Thomas Sawyer “A retired special education teacher on his way to a wedding in Orlando, Fla., said he was left humiliated, crying and covered with his own urine after an enhanced pat-down by TSA officers recently at Detroit Metropolitan Airport.” Thomas is a bladder cancer survivor. The x-ray picked up his medical device and he was pulled aside for a pat down. What happened was after several attempts at a private screening, he was escorted to an office. There he informed officers of his urostomy bag (a bag that collects urine through the abdomen). They didn’t listen. Because of this bag he has to wear loose clothing and since his belt was off for the x-ray his pants fell down. He had to request several times to pull up his pants.
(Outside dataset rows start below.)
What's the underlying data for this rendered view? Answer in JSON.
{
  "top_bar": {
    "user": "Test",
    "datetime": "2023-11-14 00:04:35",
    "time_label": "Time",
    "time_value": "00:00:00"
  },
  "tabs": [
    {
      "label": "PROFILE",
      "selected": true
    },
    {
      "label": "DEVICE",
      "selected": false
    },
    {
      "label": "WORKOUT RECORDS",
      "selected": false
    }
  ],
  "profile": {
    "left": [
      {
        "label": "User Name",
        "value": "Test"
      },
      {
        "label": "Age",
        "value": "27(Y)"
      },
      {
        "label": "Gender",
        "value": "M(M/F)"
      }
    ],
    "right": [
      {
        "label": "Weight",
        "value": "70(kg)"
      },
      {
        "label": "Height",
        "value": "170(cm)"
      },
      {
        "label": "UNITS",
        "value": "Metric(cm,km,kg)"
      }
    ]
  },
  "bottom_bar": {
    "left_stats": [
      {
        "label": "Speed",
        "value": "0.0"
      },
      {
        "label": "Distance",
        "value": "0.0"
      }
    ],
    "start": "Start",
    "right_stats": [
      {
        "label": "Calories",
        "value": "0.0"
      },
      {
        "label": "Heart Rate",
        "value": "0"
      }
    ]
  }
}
During the pat-down, when his abdomen was checked the bag opened and urine leaked down Thomas’ clothes. The officers did not acknowledge the incident or offer to help him clean up. Thomas was unable to clean up until after boarding the flight since time was short. He has filed a complaint with the TSA, his congressional representatives, and Bladder Cancer Advocacy Network.
TSA spokesperson Dwayne Baird said, “We will review the matter and take appropriate action if necessary.” He encouraged travelers with disabilities to visit the TSA website and read their guidelines. This shows an utter lack of concern for disabled travelers. Reading the guidelines does help us prepare and understand how to pack our equipment. It doesn’t; however, make up for insufficient training of TSA officers.
Bladder Cancer Advocacy Network executive director Claire Saxton said that there are hundreds of thousands of people living with ostomies in the United States. “TSA agents need to be trained to listen when someone tells them (they) have a health issue and trained in knowing what an ostomy is. No one living with an ostomy should be afraid of flying because they’re afraid of being humiliated at the checkpoint.” Indeed, TSA agents needs to be trained to listen when ANYONE tells them they have a health issue.
Because of stories like this one, and our own experiences with rude personnel, expensive food, that my husband and I have decided not to fly again.
I feel very fortunate that the only difficulty concerning my disability and flying was staying hydrated. You aren’t allowed to carry in drinks or bottled water because of the restrictions on liquids and the price of water can be $4 after security and near the gates. Because of my auto-immune deficiency, I don’t drink from public water fountains. The airports, at least not the one’s I’ve been to, don’t have free water from dispensers. Something similar to a water cooler would be great.I take eleven different medications, including insulin, and supplements. As you know, medication can be very expensive and if it is a controlled substance like pain or anxiety medication, it is difficult to refill. Don’t risk putting your medication in checked luggage. Put medications still in the original bottles into a clear zip lock bag. Keep in it your carry on. At some airports when I declared my medication, the screener wanted to see it. It was easier to pull out one bag they could look into then digging around for each bottle. Other times, they were in a hurry and didn’t care. One actually got very agitated when they asked if I had any containers and pulled out my meds. “That’s too much, I’m not going through that. I didn’t ask about your meds.”
As disabled Pagans, medication and medical devices aren’t our only concern. There are some traditions that include swords, ritual knives. Some of us like flowing dresses, loose shirts and such from different eras. Put them all in checked baggage. Sharp objects aren’t allowed. Loose clothing can potentially conceal objects so security will do a pat down. Honestly, it isn’t practical to have strangers handle sacred or magickal items of any kind. Wear simple, small protective items in the form of necklaces, rings, earrings. They can be just as potent as larger more elaborate medallions.
TSA pat-down leaves traveler covered in urine. By Harriet Baskas www.msnbc.msn.com/id/40291856/ns/travel-news/